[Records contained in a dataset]
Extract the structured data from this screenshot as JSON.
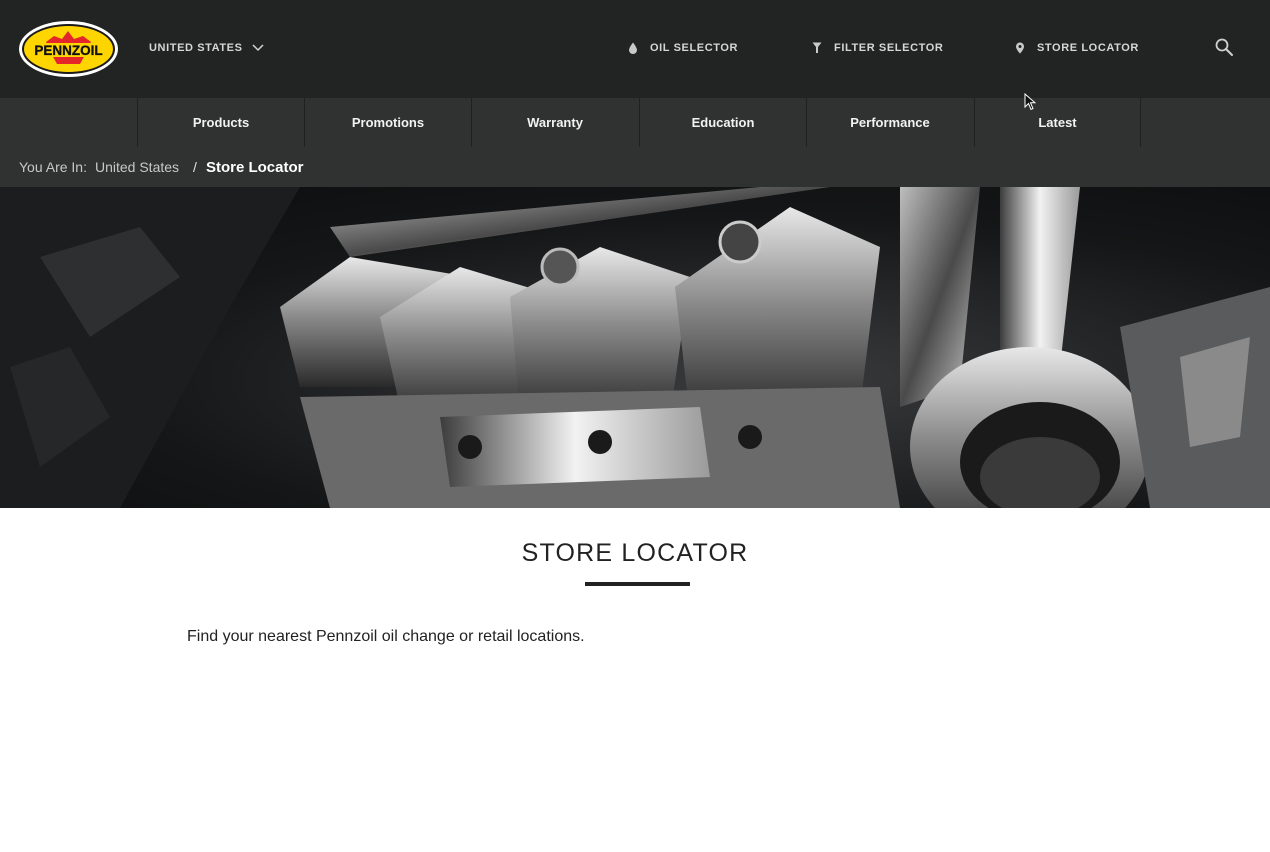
{
  "header": {
    "logo_text": "PENNZOIL",
    "country_selector": {
      "label": "UNITED STATES",
      "icon": "chevron-down-icon"
    },
    "utility_links": [
      {
        "label": "OIL SELECTOR",
        "icon": "oil-drop-icon"
      },
      {
        "label": "FILTER SELECTOR",
        "icon": "filter-funnel-icon"
      },
      {
        "label": "STORE LOCATOR",
        "icon": "map-pin-icon"
      }
    ],
    "search_icon": "search-icon"
  },
  "nav": {
    "items": [
      {
        "label": "Products"
      },
      {
        "label": "Promotions"
      },
      {
        "label": "Warranty"
      },
      {
        "label": "Education"
      },
      {
        "label": "Performance"
      },
      {
        "label": "Latest"
      }
    ]
  },
  "breadcrumb": {
    "prefix": "You Are In:",
    "items": [
      {
        "label": "United States"
      }
    ],
    "separator": "/",
    "current": "Store Locator"
  },
  "main": {
    "title": "STORE LOCATOR",
    "intro": "Find your nearest Pennzoil oil change or retail locations."
  },
  "colors": {
    "header_bg": "#222323",
    "nav_bg": "#303131",
    "logo_yellow": "#ffd500",
    "logo_red": "#e4262b",
    "text_dark": "#222222"
  }
}
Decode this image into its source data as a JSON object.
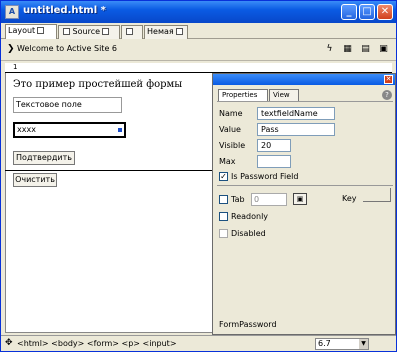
{
  "window": {
    "title": "untitled.html *",
    "icon": "app-icon",
    "minimize_glyph": "_",
    "maximize_glyph": "□",
    "close_glyph": "✕"
  },
  "tabs": [
    {
      "label": "Layout"
    },
    {
      "label": "Source"
    },
    {
      "label": ""
    },
    {
      "label": "Немая"
    }
  ],
  "toolbar": {
    "page_title": "Welcome to Active Site 6",
    "arrow_glyph": "❯",
    "tool1_glyph": "ϟ",
    "tool2_glyph": "▦",
    "tool3_glyph": "▤",
    "tool4_glyph": "▣"
  },
  "document": {
    "ruler_mark": "1",
    "heading": "Это пример простейшей формы",
    "text_field_value": "Текстовое поле",
    "password_value": "xxxx",
    "submit_label": "Подтвердить",
    "reset_label": "Очистить"
  },
  "inspector": {
    "tabs": [
      "Properties",
      "View"
    ],
    "name_label": "Name",
    "name_value": "textfieldName",
    "value_label": "Value",
    "value_value": "Pass",
    "visible_label": "Visible",
    "visible_value": "20",
    "max_label": "Max",
    "max_value": "",
    "password_field_label": "Is Password Field",
    "password_field_checked": true,
    "tab_label": "Tab",
    "tab_value": "0",
    "key_label": "Key",
    "readonly_label": "Readonly",
    "disabled_label": "Disabled",
    "footer_label": "FormPassword"
  },
  "statusbar": {
    "path": "<html> <body> <form> <p> <input>",
    "zoom": "6.7"
  },
  "colors": {
    "titlebar": "#0a5be3",
    "accent": "#1b4ecb"
  }
}
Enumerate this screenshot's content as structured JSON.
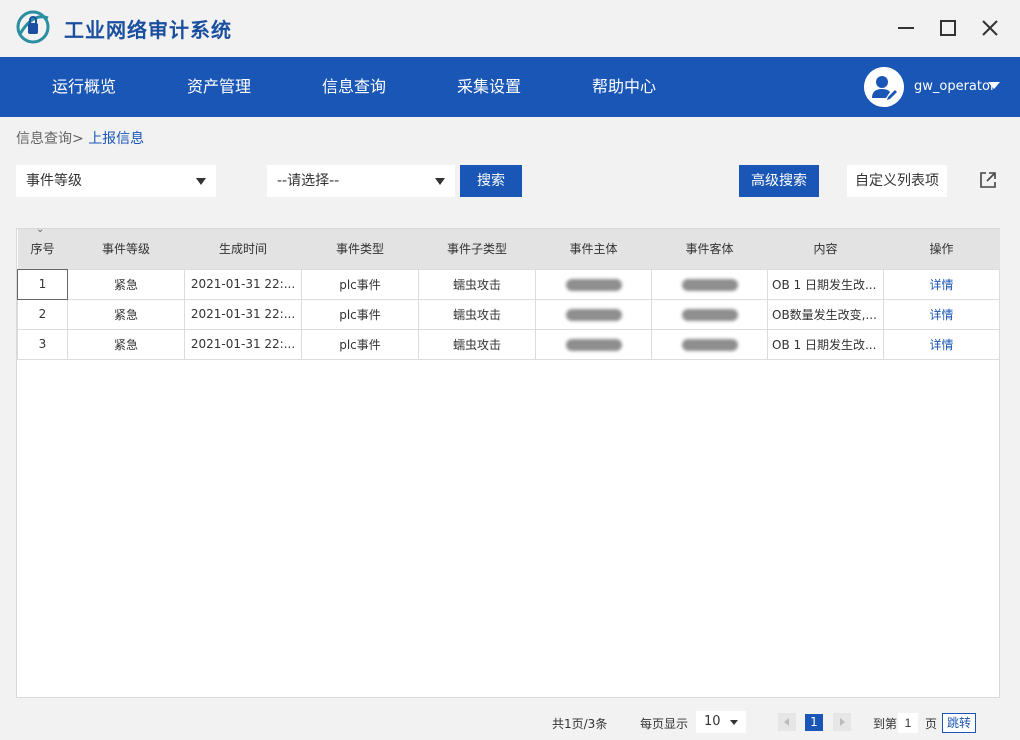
{
  "app": {
    "title": "工业网络审计系统"
  },
  "nav": {
    "items": [
      {
        "label": "运行概览"
      },
      {
        "label": "资产管理"
      },
      {
        "label": "信息查询"
      },
      {
        "label": "采集设置"
      },
      {
        "label": "帮助中心"
      }
    ],
    "username": "gw_operator"
  },
  "breadcrumb": {
    "parent": "信息查询>",
    "current": "上报信息"
  },
  "filters": {
    "field_select": "事件等级",
    "value_select": "--请选择--",
    "search_label": "搜索",
    "advanced_label": "高级搜索",
    "custom_columns_label": "自定义列表项"
  },
  "table": {
    "headers": [
      "序号",
      "事件等级",
      "生成时间",
      "事件类型",
      "事件子类型",
      "事件主体",
      "事件客体",
      "内容",
      "操作"
    ],
    "rows": [
      {
        "index": "1",
        "level": "紧急",
        "time": "2021-01-31 22:...",
        "type": "plc事件",
        "subtype": "蠕虫攻击",
        "content": "OB 1 日期发生改...",
        "action": "详情"
      },
      {
        "index": "2",
        "level": "紧急",
        "time": "2021-01-31 22:...",
        "type": "plc事件",
        "subtype": "蠕虫攻击",
        "content": "OB数量发生改变,...",
        "action": "详情"
      },
      {
        "index": "3",
        "level": "紧急",
        "time": "2021-01-31 22:...",
        "type": "plc事件",
        "subtype": "蠕虫攻击",
        "content": "OB 1 日期发生改...",
        "action": "详情"
      }
    ]
  },
  "pagination": {
    "summary": "共1页/3条",
    "per_page_label": "每页显示",
    "per_page_value": "10",
    "current_page": "1",
    "goto_label": "到第",
    "goto_value": "1",
    "page_unit": "页",
    "jump_label": "跳转"
  },
  "colors": {
    "brand": "#1a56b5",
    "background": "#f2f2f2"
  },
  "icons": [
    "app-logo-icon",
    "minimize-icon",
    "maximize-icon",
    "close-icon",
    "user-avatar-icon",
    "chevron-down-icon",
    "export-icon"
  ]
}
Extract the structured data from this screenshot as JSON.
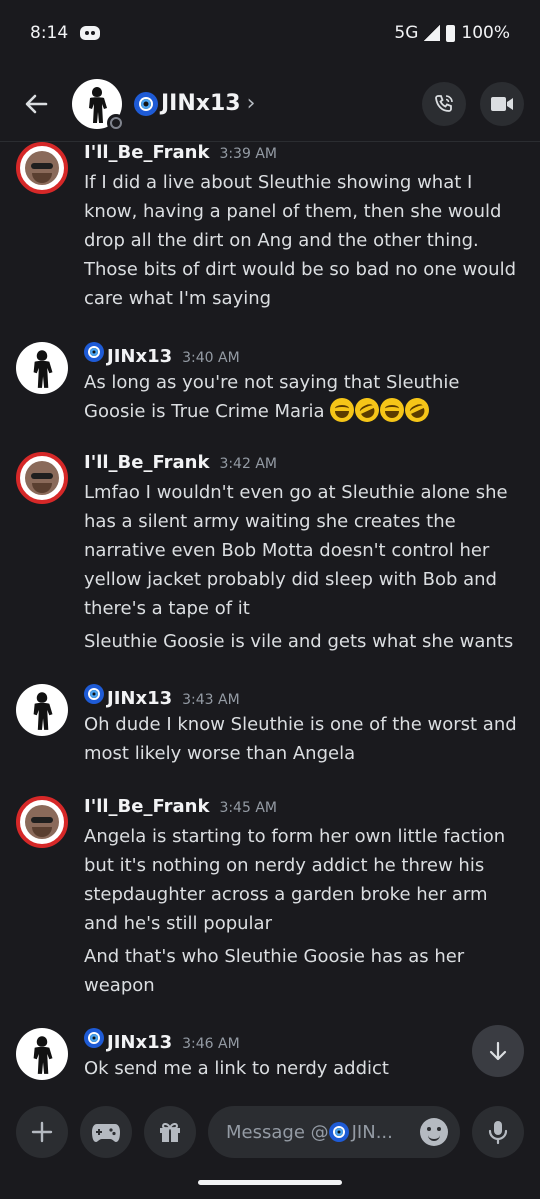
{
  "status_bar": {
    "time": "8:14",
    "network": "5G",
    "battery": "100%"
  },
  "header": {
    "title": "JINx13",
    "chevron": "›"
  },
  "messages": [
    {
      "author": "I'll_Be_Frank",
      "time": "3:39 AM",
      "lines": [
        "If I did a live about Sleuthie showing what I know, having a panel of them, then she would drop all the dirt on Ang and the other thing. Those bits of dirt would be so bad no one would care what I'm saying"
      ]
    },
    {
      "author": "JINx13",
      "time": "3:40 AM",
      "lines": [
        "As long as you're not saying that Sleuthie Goosie is True Crime Maria"
      ]
    },
    {
      "author": "I'll_Be_Frank",
      "time": "3:42 AM",
      "lines": [
        "Lmfao I wouldn't even go at Sleuthie alone she has a silent army waiting she creates the narrative even Bob Motta doesn't control her yellow jacket probably did sleep with Bob and there's a tape of it",
        "Sleuthie Goosie is vile and gets what she wants"
      ]
    },
    {
      "author": "JINx13",
      "time": "3:43 AM",
      "lines": [
        "Oh dude I know Sleuthie is one of the worst and most likely worse than Angela"
      ]
    },
    {
      "author": "I'll_Be_Frank",
      "time": "3:45 AM",
      "lines": [
        "Angela is starting to form her own little faction but it's nothing on nerdy addict he threw his stepdaughter across a garden broke her arm and he's still popular",
        "And that's who Sleuthie Goosie has as her weapon"
      ]
    },
    {
      "author": "JINx13",
      "time": "3:46 AM",
      "lines": [
        "Ok send me a link to nerdy addict"
      ]
    }
  ],
  "composer": {
    "placeholder_prefix": "Message @",
    "placeholder_suffix": "JIN..."
  },
  "icons": {
    "back": "arrow-left-icon",
    "call": "phone-icon",
    "video": "video-icon",
    "plus": "plus-icon",
    "games": "gamepad-icon",
    "gift": "gift-icon",
    "emoji": "emoji-icon",
    "mic": "microphone-icon",
    "scroll": "arrow-down-icon"
  },
  "colors": {
    "background": "#1a1a1e",
    "surface": "#2b2d31",
    "frank_ring": "#d62828",
    "nazar_blue": "#1e5bd6"
  }
}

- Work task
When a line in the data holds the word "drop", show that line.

- Result for this task
        "icon": "oil-drop-icon"
        "If I did a live about Sleuthie showing what I know, having a panel of them, then she would drop all the dirt on Ang and the other thing. Those bits of dirt would be so bad no one would care what I'm saying"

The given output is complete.